Growing up during the 1970s, protecting the rainforests and saving the bald eagles stand out as vibrant memories in my childhood. I remember going door to door selling cookies that were somehow going to buy back the rainforests. I don’t think I sold enough cookies, because the rainforests still seem to be in trouble. But I also remember the genuine pride in my teacher’s voice as she told us about the recently passed Endangered Species Act, and how it would help save species like the bald eagles from extinction. Today, more than 35 years after bald eagles were officially listed as endangered under the protection of the Endangered Species Act, the species is one of only a few on the list who have made such a comeback as to be completely delisted. The bald eagle was downgraded to threatened in 1995, and completely removed from the federal list in 2007. Colorado followed suit and removed the birds from our state list of threatened and endangered species in 2009.
Colorado’s eagles are comprised of several distinct populations. At least 120 nests, representing breeding pairs, are currently known to exist in the state. Of these, some birds winter in the state, but many travel for the winter, even if it’s just from the mountain valleys down to the sunny Front Range. But it is during the winter that the real eagle watching season begins.
Somewhere between 400 and 1,000 bald eagles migrate from Alaska or Canada to spend the winters in the relatively warm and sunny clime of the Colorado Rockies. The lack of summer foliage also makes wintertime a great time to watch for eagles as they perch on exposed cottonwood limbs.

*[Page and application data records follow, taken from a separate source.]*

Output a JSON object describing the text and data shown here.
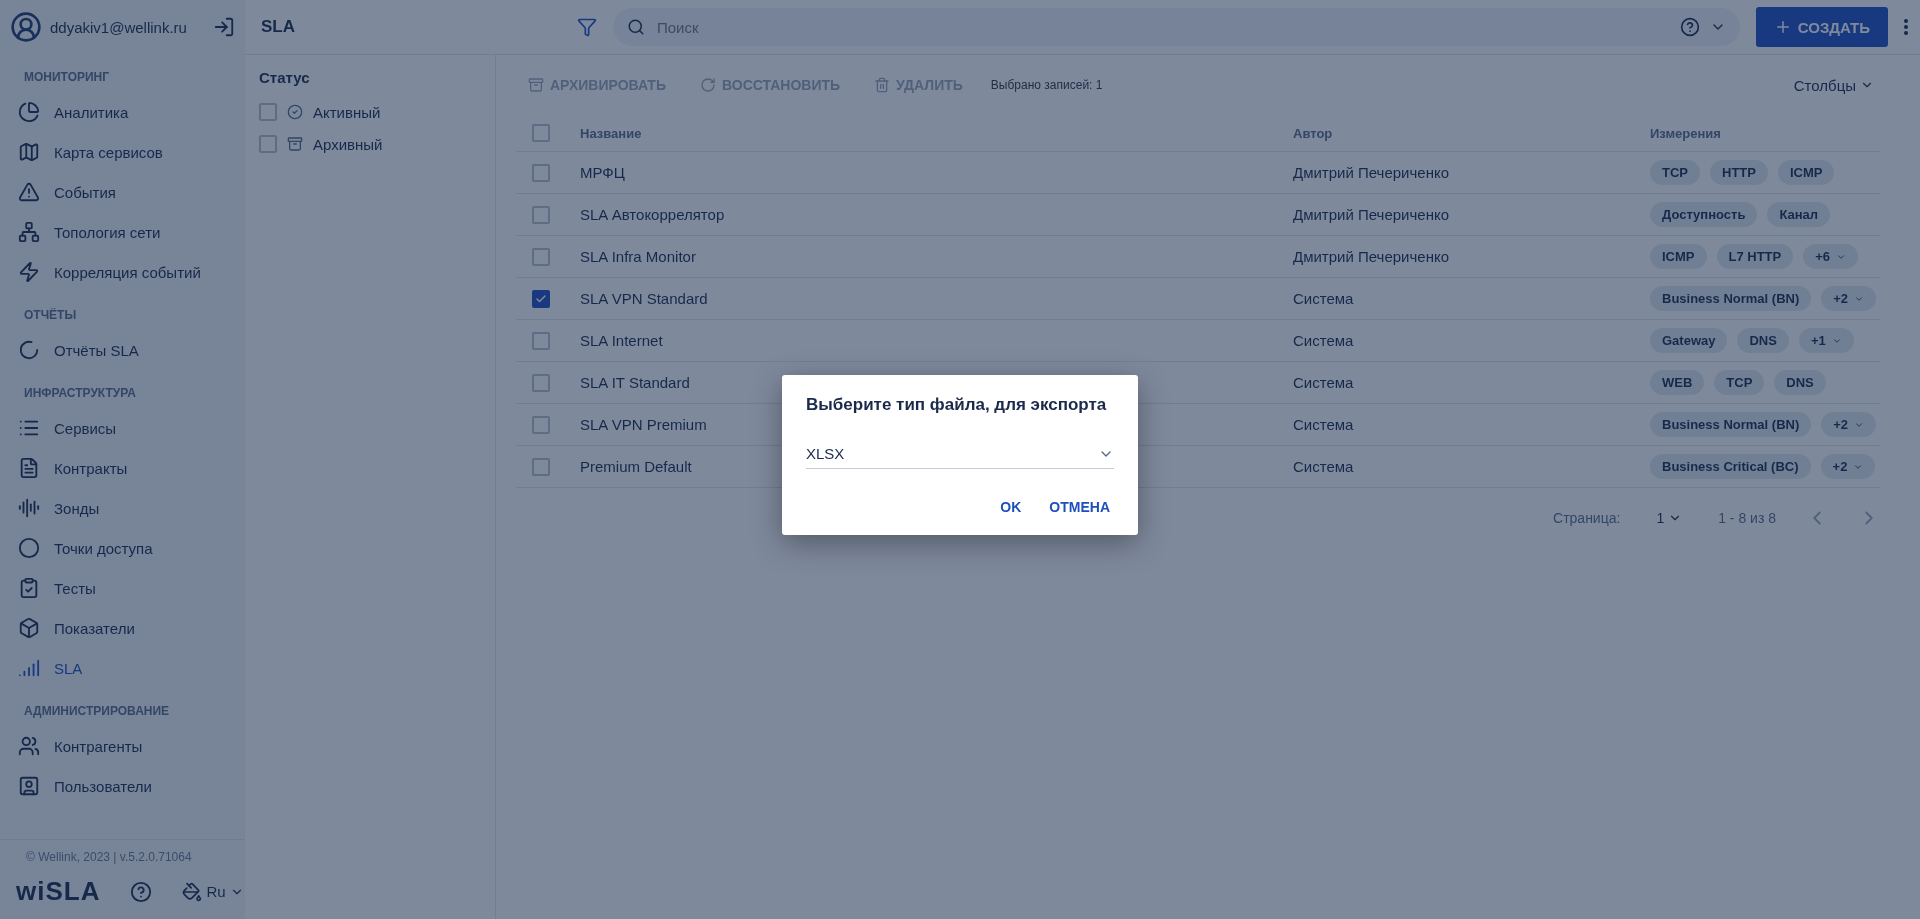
{
  "user": {
    "email": "ddyakiv1@wellink.ru"
  },
  "sidebar": {
    "sections": [
      {
        "title": "МОНИТОРИНГ",
        "items": [
          {
            "label": "Аналитика",
            "selected": false
          },
          {
            "label": "Карта сервисов",
            "selected": false
          },
          {
            "label": "События",
            "selected": false
          },
          {
            "label": "Топология сети",
            "selected": false
          },
          {
            "label": "Корреляция событий",
            "selected": false
          }
        ]
      },
      {
        "title": "ОТЧЁТЫ",
        "items": [
          {
            "label": "Отчёты SLA",
            "selected": false
          }
        ]
      },
      {
        "title": "ИНФРАСТРУКТУРА",
        "items": [
          {
            "label": "Сервисы",
            "selected": false
          },
          {
            "label": "Контракты",
            "selected": false
          },
          {
            "label": "Зонды",
            "selected": false
          },
          {
            "label": "Точки доступа",
            "selected": false
          },
          {
            "label": "Тесты",
            "selected": false
          },
          {
            "label": "Показатели",
            "selected": false
          },
          {
            "label": "SLA",
            "selected": true
          }
        ]
      },
      {
        "title": "АДМИНИСТРИРОВАНИЕ",
        "items": [
          {
            "label": "Контрагенты",
            "selected": false
          },
          {
            "label": "Пользователи",
            "selected": false
          }
        ]
      }
    ],
    "copyright": "© Wellink, 2023 | v.5.2.0.71064",
    "logo": "wiSLA",
    "language": "Ru"
  },
  "header": {
    "title": "SLA",
    "search_placeholder": "Поиск",
    "create_button": "СОЗДАТЬ"
  },
  "filters": {
    "title": "Статус",
    "options": [
      {
        "label": "Активный",
        "checked": false
      },
      {
        "label": "Архивный",
        "checked": false
      }
    ]
  },
  "toolbar": {
    "actions": [
      {
        "label": "АРХИВИРОВАТЬ",
        "disabled": true
      },
      {
        "label": "ВОССТАНОВИТЬ",
        "disabled": true
      },
      {
        "label": "УДАЛИТЬ",
        "disabled": true
      }
    ],
    "selection_info": "Выбрано записей: 1",
    "columns_button": "Столбцы"
  },
  "table": {
    "columns": [
      "Название",
      "Автор",
      "Измерения"
    ],
    "all_checked": false,
    "rows": [
      {
        "name": "МРФЦ",
        "author": "Дмитрий Печериченко",
        "checked": false,
        "tags": [
          {
            "label": "TCP",
            "kind": "tag"
          },
          {
            "label": "HTTP",
            "kind": "tag"
          },
          {
            "label": "ICMP",
            "kind": "tag"
          }
        ]
      },
      {
        "name": "SLA Автокоррелятор",
        "author": "Дмитрий Печериченко",
        "checked": false,
        "tags": [
          {
            "label": "Доступность",
            "kind": "tag"
          },
          {
            "label": "Канал",
            "kind": "tag"
          }
        ]
      },
      {
        "name": "SLA Infra Monitor",
        "author": "Дмитрий Печериченко",
        "checked": false,
        "tags": [
          {
            "label": "ICMP",
            "kind": "tag"
          },
          {
            "label": "L7 HTTP",
            "kind": "tag"
          },
          {
            "label": "+6",
            "kind": "more"
          }
        ]
      },
      {
        "name": "SLA VPN Standard",
        "author": "Система",
        "checked": true,
        "tags": [
          {
            "label": "Business Normal (BN)",
            "kind": "tag"
          },
          {
            "label": "+2",
            "kind": "more"
          }
        ]
      },
      {
        "name": "SLA Internet",
        "author": "Система",
        "checked": false,
        "tags": [
          {
            "label": "Gateway",
            "kind": "tag"
          },
          {
            "label": "DNS",
            "kind": "tag"
          },
          {
            "label": "+1",
            "kind": "more"
          }
        ]
      },
      {
        "name": "SLA IT Standard",
        "author": "Система",
        "checked": false,
        "tags": [
          {
            "label": "WEB",
            "kind": "tag"
          },
          {
            "label": "TCP",
            "kind": "tag"
          },
          {
            "label": "DNS",
            "kind": "tag"
          }
        ]
      },
      {
        "name": "SLA VPN Premium",
        "author": "Система",
        "checked": false,
        "tags": [
          {
            "label": "Business Normal (BN)",
            "kind": "tag"
          },
          {
            "label": "+2",
            "kind": "more"
          }
        ]
      },
      {
        "name": "Premium Default",
        "author": "Система",
        "checked": false,
        "tags": [
          {
            "label": "Business Critical (BC)",
            "kind": "tag"
          },
          {
            "label": "+2",
            "kind": "more"
          }
        ]
      }
    ]
  },
  "pagination": {
    "label": "Страница:",
    "page": "1",
    "range": "1 - 8 из 8"
  },
  "dialog": {
    "title": "Выберите тип файла, для экспорта",
    "value": "XLSX",
    "buttons": [
      "OK",
      "ОТМЕНА"
    ]
  }
}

Participate in The Longevity Project
The Longevity Project is an annual campaign to help educate readers about what it takes to live a long, fulfilling life in our valley. This year Kevin shares his story of hope and celebration of life with his presentation Cracked, Not Broken as we explore the critical and relevant topic of mental health.

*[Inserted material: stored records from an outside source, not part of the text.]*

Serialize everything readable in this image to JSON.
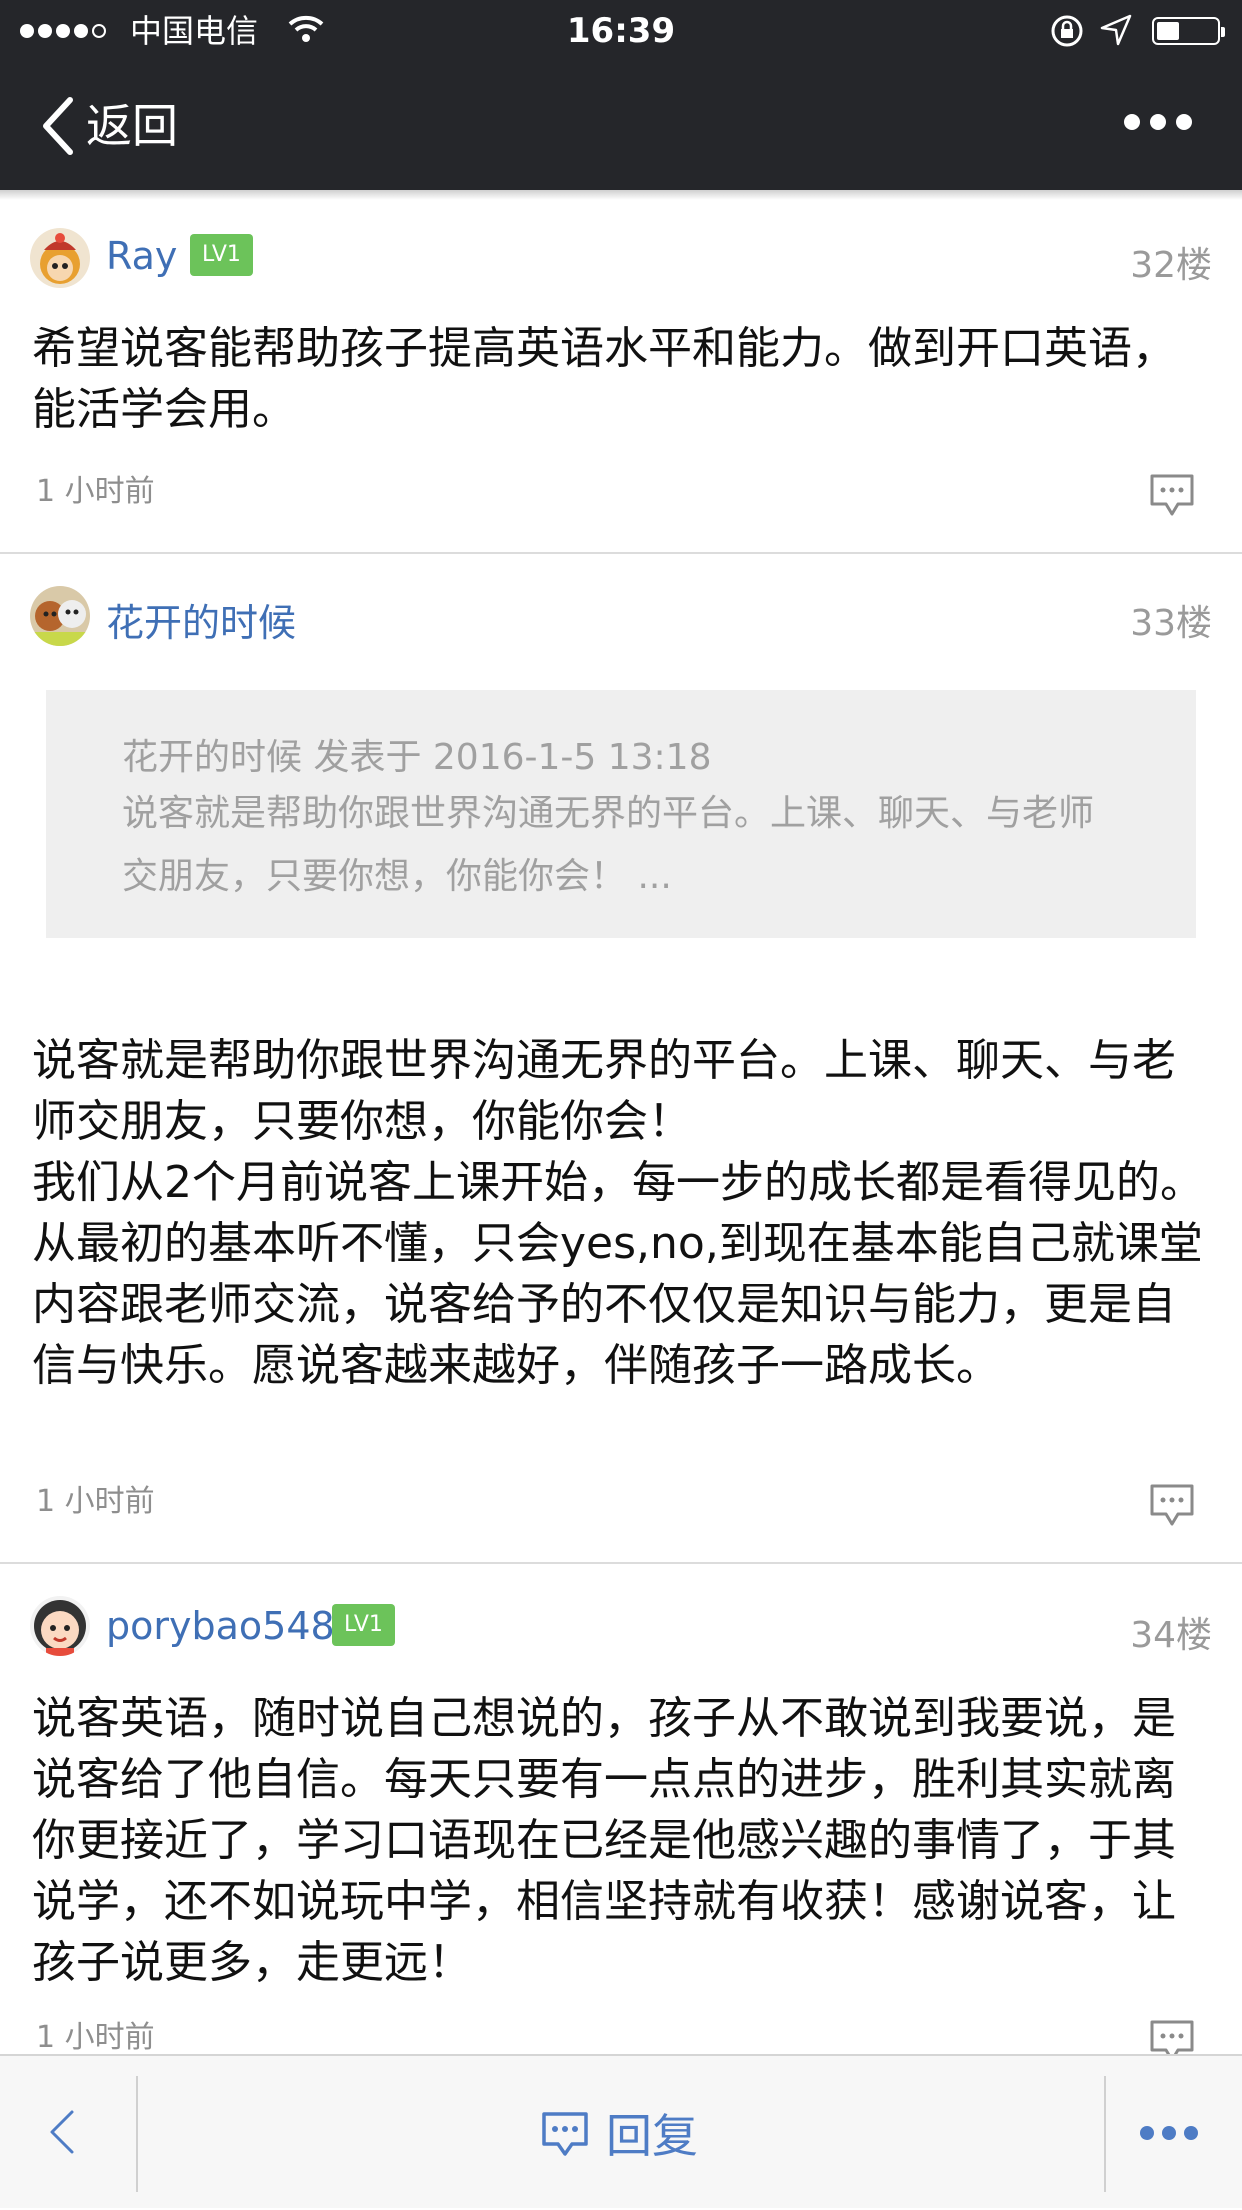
{
  "status_bar": {
    "carrier": "中国电信",
    "time": "16:39"
  },
  "nav": {
    "back_label": "返回"
  },
  "posts": [
    {
      "username": "Ray",
      "level": "LV1",
      "floor": "32楼",
      "content": "希望说客能帮助孩子提高英语水平和能力。做到开口英语，能活学会用。",
      "time_ago": "1 小时前"
    },
    {
      "username": "花开的时候",
      "floor": "33楼",
      "quote": {
        "header": "花开的时候 发表于 2016-1-5 13:18",
        "text": "说客就是帮助你跟世界沟通无界的平台。上课、聊天、与老师交朋友，只要你想，你能你会！ ..."
      },
      "content_lines": [
        "说客就是帮助你跟世界沟通无界的平台。上课、聊天、与老师交朋友，只要你想，你能你会！",
        "我们从2个月前说客上课开始，每一步的成长都是看得见的。从最初的基本听不懂，只会yes,no,到现在基本能自己就课堂内容跟老师交流，说客给予的不仅仅是知识与能力，更是自信与快乐。愿说客越来越好，伴随孩子一路成长。"
      ],
      "time_ago": "1 小时前"
    },
    {
      "username": "porybao548",
      "level": "LV1",
      "floor": "34楼",
      "content": "说客英语，随时说自己想说的，孩子从不敢说到我要说，是说客给了他自信。每天只要有一点点的进步，胜利其实就离你更接近了，学习口语现在已经是他感兴趣的事情了，于其说学，还不如说玩中学，相信坚持就有收获！感谢说客，让孩子说更多，走更远！",
      "time_ago": "1 小时前"
    }
  ],
  "toolbar": {
    "reply_label": "回复"
  }
}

On the whole, eagle migration patterns are very complex. Migration routes, timing, and behaviors all seem to be dependent on an eagle’s maturity, location, and the temperature. Juveniles typically migrate before the adults, and no one is really sure what cues they use to get where they’re going.
Some young eagles return to their birthplace to breed, while others seek out new terrain. Again, no one knows whether this is deliberate or whether the young birds simply make a wrong turn somewhere. Migration timing seems to be determined by availability of food; as lakes and streams freeze over, the eagles head off in search of open water. In some places, where food remains available year-round, eagles don’t migrate at all.
Living A Life of Ease
There’s something so majestic about bald eagles and I always consider myself lucky to have these great birds sharing my home. Living a life of ease as they soar about in search of carrion and road kill to supplement their diet of fish (self-caught or sometimes stolen from other birds), eagles have few predators (besides humans).
They build huge nests during the breeding seasons, but in the winter, they are more commonly seen roosting communally in large trees for warmth and protection. Look for them along the Eagle and Colorado River; they’re easy to spot if you’re watching.
Power Humans Wield
Beyond the hype as our national symbol, the bald eagle also represents hope, optimism and faith in the human race. The story of a bird that, in my lifetime, has gone from the brink of extinction to a place where its majestic silhouette is a common sight, offers a glimpse of the power we wield as humans. Initial carelessness and thoughtlessness, replaced by awareness and assumption of an awesome responsibility, and a species was restored. If we can do this, then there is much hope for what else the human race might be able to accomplish.
Jaymee Squires is director of graduate programs at Walking Mountains Science Center in Avon. Ask her about her favorite places to watch for eagles around Eagle.